— Task brief —
All of the data below should come back exactly as written, minus its images.

Data to examine Start Marker

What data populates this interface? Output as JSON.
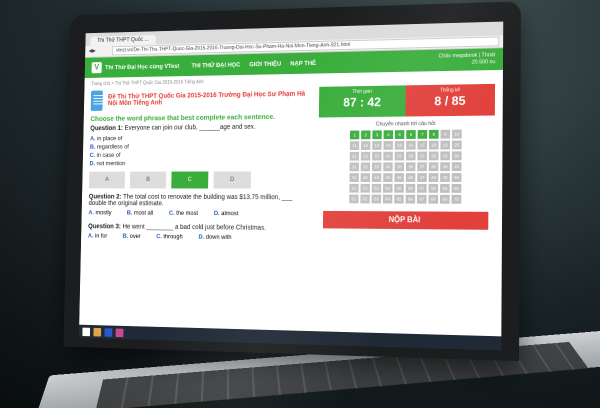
{
  "browser": {
    "tab_title": "Thi Thử THPT Quốc ...",
    "url": "vtest.vn/De-Thi-Thu-THPT-Quoc-Gia-2015-2016-Truong-Dai-Hoc-Su-Pham-Ha-Noi-Mon-Tieng-Anh-921.html"
  },
  "site_nav": {
    "logo_text": "Thi Thử Đại Học cùng VTest",
    "menu": [
      "THI THỬ ĐẠI HỌC",
      "GIỚI THIỆU",
      "NẠP THẺ"
    ],
    "user_line1": "Chào megabook | Thoát",
    "user_line2": "20.500 xu"
  },
  "breadcrumb": "Trang chủ  >  Thi Thử THPT Quốc Gia 2015-2016 Tiếng Anh",
  "exam_title": "Đề Thi Thử THPT Quốc Gia 2015-2016 Trường Đại Học Sư Phạm Hà Nội Môn Tiếng Anh",
  "instruction": "Choose the word phrase that best complete each sentence.",
  "questions": [
    {
      "label": "Question 1:",
      "text": "Everyone can join our club, ______age and sex.",
      "options": [
        {
          "letter": "A.",
          "text": "in place of"
        },
        {
          "letter": "B.",
          "text": "regardless of"
        },
        {
          "letter": "C.",
          "text": "in case of"
        },
        {
          "letter": "D.",
          "text": "not mention"
        }
      ],
      "answer_buttons": [
        "A",
        "B",
        "C",
        "D"
      ]
    },
    {
      "label": "Question 2:",
      "text": "The total cost to renovate the building was $13.75 million, ___ double the original estimate.",
      "options": [
        {
          "letter": "A.",
          "text": "mostly"
        },
        {
          "letter": "B.",
          "text": "most all"
        },
        {
          "letter": "C.",
          "text": "the most"
        },
        {
          "letter": "D.",
          "text": "almost"
        }
      ]
    },
    {
      "label": "Question 3:",
      "text": "He went ________ a bad cold just before Christmas.",
      "options": [
        {
          "letter": "A.",
          "text": "in for"
        },
        {
          "letter": "B.",
          "text": "over"
        },
        {
          "letter": "C.",
          "text": "through"
        },
        {
          "letter": "D.",
          "text": "down with"
        }
      ]
    }
  ],
  "timer": {
    "label": "Thời gian",
    "value": "87 : 42"
  },
  "progress": {
    "label": "Thống kê",
    "value": "8 / 85"
  },
  "question_nav_title": "Chuyển nhanh tới câu hỏi",
  "question_numbers": [
    "1",
    "2",
    "3",
    "4",
    "5",
    "6",
    "7",
    "8",
    "9",
    "10",
    "11",
    "12",
    "13",
    "14",
    "15",
    "16",
    "17",
    "18",
    "19",
    "20",
    "21",
    "22",
    "23",
    "24",
    "25",
    "26",
    "27",
    "28",
    "29",
    "30",
    "31",
    "32",
    "33",
    "34",
    "35",
    "36",
    "37",
    "38",
    "39",
    "40",
    "41",
    "42",
    "43",
    "44",
    "45",
    "46",
    "47",
    "48",
    "49",
    "50",
    "51",
    "52",
    "53",
    "54",
    "55",
    "56",
    "57",
    "58",
    "59",
    "60",
    "61",
    "62",
    "63",
    "64",
    "65",
    "66",
    "67",
    "68",
    "69",
    "70"
  ],
  "answered": [
    1,
    2,
    3,
    4,
    5,
    6,
    7,
    8
  ],
  "submit_label": "NỘP BÀI",
  "colors": {
    "brand_green": "#3aae3c",
    "accent_red": "#e2403b",
    "option_blue": "#2a57c9"
  }
}
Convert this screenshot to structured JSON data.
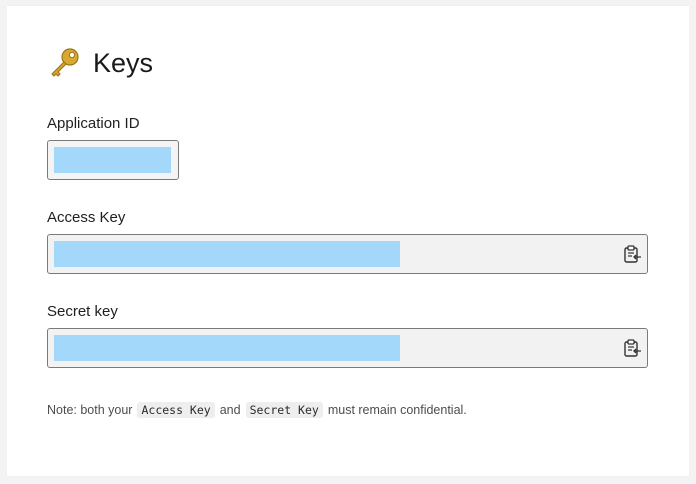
{
  "header": {
    "icon": "key-icon",
    "title": "Keys"
  },
  "fields": {
    "application_id": {
      "label": "Application ID",
      "value": ""
    },
    "access_key": {
      "label": "Access Key",
      "value": "",
      "copy_icon": "clipboard-copy-icon"
    },
    "secret_key": {
      "label": "Secret key",
      "value": "",
      "copy_icon": "clipboard-copy-icon"
    }
  },
  "note": {
    "prefix": "Note: both your",
    "code1": "Access Key",
    "middle": "and",
    "code2": "Secret Key",
    "suffix": "must remain confidential."
  },
  "colors": {
    "redaction": "#a4d8fb",
    "field_background": "#f2f2f2",
    "field_border": "#7a7a7a"
  }
}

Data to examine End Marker

— Response to the task —
What data populates this interface? Output as JSON.
{
  "browser": {
    "tab_title": "Thi Thử THPT Quốc ...",
    "url": "vtest.vn/De-Thi-Thu-THPT-Quoc-Gia-2015-2016-Truong-Dai-Hoc-Su-Pham-Ha-Noi-Mon-Tieng-Anh-921.html"
  },
  "site_nav": {
    "logo_text": "Thi Thử Đại Học cùng VTest",
    "menu": [
      "THI THỬ ĐẠI HỌC",
      "GIỚI THIỆU",
      "NẠP THẺ"
    ],
    "user_line1": "Chào megabook | Thoát",
    "user_line2": "20.500 xu"
  },
  "breadcrumb": "Trang chủ  >  Thi Thử THPT Quốc Gia 2015-2016 Tiếng Anh",
  "exam_title": "Đề Thi Thử THPT Quốc Gia 2015-2016 Trường Đại Học Sư Phạm Hà Nội Môn Tiếng Anh",
  "instruction": "Choose the word phrase that best complete each sentence.",
  "questions": [
    {
      "label": "Question 1:",
      "text": "Everyone can join our club, ______age and sex.",
      "options": [
        {
          "letter": "A.",
          "text": "in place of"
        },
        {
          "letter": "B.",
          "text": "regardless of"
        },
        {
          "letter": "C.",
          "text": "in case of"
        },
        {
          "letter": "D.",
          "text": "not mention"
        }
      ],
      "answer_buttons": [
        "A",
        "B",
        "C",
        "D"
      ]
    },
    {
      "label": "Question 2:",
      "text": "The total cost to renovate the building was $13.75 million, ___ double the original estimate.",
      "options": [
        {
          "letter": "A.",
          "text": "mostly"
        },
        {
          "letter": "B.",
          "text": "most all"
        },
        {
          "letter": "C.",
          "text": "the most"
        },
        {
          "letter": "D.",
          "text": "almost"
        }
      ]
    },
    {
      "label": "Question 3:",
      "text": "He went ________ a bad cold just before Christmas.",
      "options": [
        {
          "letter": "A.",
          "text": "in for"
        },
        {
          "letter": "B.",
          "text": "over"
        },
        {
          "letter": "C.",
          "text": "through"
        },
        {
          "letter": "D.",
          "text": "down with"
        }
      ]
    }
  ],
  "timer": {
    "label": "Thời gian",
    "value": "87 : 42"
  },
  "progress": {
    "label": "Thống kê",
    "value": "8 / 85"
  },
  "question_nav_title": "Chuyển nhanh tới câu hỏi",
  "question_numbers": [
    "1",
    "2",
    "3",
    "4",
    "5",
    "6",
    "7",
    "8",
    "9",
    "10",
    "11",
    "12",
    "13",
    "14",
    "15",
    "16",
    "17",
    "18",
    "19",
    "20",
    "21",
    "22",
    "23",
    "24",
    "25",
    "26",
    "27",
    "28",
    "29",
    "30",
    "31",
    "32",
    "33",
    "34",
    "35",
    "36",
    "37",
    "38",
    "39",
    "40",
    "41",
    "42",
    "43",
    "44",
    "45",
    "46",
    "47",
    "48",
    "49",
    "50",
    "51",
    "52",
    "53",
    "54",
    "55",
    "56",
    "57",
    "58",
    "59",
    "60",
    "61",
    "62",
    "63",
    "64",
    "65",
    "66",
    "67",
    "68",
    "69",
    "70"
  ],
  "answered": [
    1,
    2,
    3,
    4,
    5,
    6,
    7,
    8
  ],
  "submit_label": "NỘP BÀI",
  "colors": {
    "brand_green": "#3aae3c",
    "accent_red": "#e2403b",
    "option_blue": "#2a57c9"
  }
}
Convert this screenshot to structured JSON data.
{
  "header": {
    "icon": "key-icon",
    "title": "Keys"
  },
  "fields": {
    "application_id": {
      "label": "Application ID",
      "value": ""
    },
    "access_key": {
      "label": "Access Key",
      "value": "",
      "copy_icon": "clipboard-copy-icon"
    },
    "secret_key": {
      "label": "Secret key",
      "value": "",
      "copy_icon": "clipboard-copy-icon"
    }
  },
  "note": {
    "prefix": "Note: both your",
    "code1": "Access Key",
    "middle": "and",
    "code2": "Secret Key",
    "suffix": "must remain confidential."
  },
  "colors": {
    "redaction": "#a4d8fb",
    "field_background": "#f2f2f2",
    "field_border": "#7a7a7a"
  }
}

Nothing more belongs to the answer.